Input material:
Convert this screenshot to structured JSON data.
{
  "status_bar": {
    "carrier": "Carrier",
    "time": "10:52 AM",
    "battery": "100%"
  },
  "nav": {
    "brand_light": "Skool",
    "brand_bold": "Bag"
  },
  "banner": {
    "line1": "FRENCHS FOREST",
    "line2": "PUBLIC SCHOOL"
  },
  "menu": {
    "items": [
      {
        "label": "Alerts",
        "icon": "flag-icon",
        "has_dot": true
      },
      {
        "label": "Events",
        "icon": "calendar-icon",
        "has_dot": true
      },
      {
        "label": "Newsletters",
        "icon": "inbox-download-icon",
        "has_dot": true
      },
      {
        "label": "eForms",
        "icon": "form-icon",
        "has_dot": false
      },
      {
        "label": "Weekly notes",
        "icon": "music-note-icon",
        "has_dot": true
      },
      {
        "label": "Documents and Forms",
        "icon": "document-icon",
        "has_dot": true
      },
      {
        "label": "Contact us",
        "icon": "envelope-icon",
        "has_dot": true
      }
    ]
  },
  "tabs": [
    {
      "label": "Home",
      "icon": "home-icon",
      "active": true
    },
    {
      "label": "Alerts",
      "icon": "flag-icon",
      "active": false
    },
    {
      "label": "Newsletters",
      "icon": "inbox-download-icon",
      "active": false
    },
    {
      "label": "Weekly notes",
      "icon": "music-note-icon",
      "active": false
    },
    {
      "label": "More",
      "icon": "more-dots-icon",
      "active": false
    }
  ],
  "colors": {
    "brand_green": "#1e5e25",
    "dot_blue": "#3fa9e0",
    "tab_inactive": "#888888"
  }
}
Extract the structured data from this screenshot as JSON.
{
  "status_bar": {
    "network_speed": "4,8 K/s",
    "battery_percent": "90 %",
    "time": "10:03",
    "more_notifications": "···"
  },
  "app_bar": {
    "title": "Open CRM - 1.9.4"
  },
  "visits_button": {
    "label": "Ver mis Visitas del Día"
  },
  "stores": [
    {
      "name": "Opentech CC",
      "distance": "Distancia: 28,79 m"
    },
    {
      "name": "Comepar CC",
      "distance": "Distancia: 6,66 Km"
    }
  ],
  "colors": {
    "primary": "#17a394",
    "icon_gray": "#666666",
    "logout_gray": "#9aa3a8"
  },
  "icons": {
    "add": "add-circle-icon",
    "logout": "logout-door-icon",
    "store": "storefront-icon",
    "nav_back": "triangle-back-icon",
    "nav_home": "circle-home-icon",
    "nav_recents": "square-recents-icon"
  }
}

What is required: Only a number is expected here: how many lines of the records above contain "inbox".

Response: 2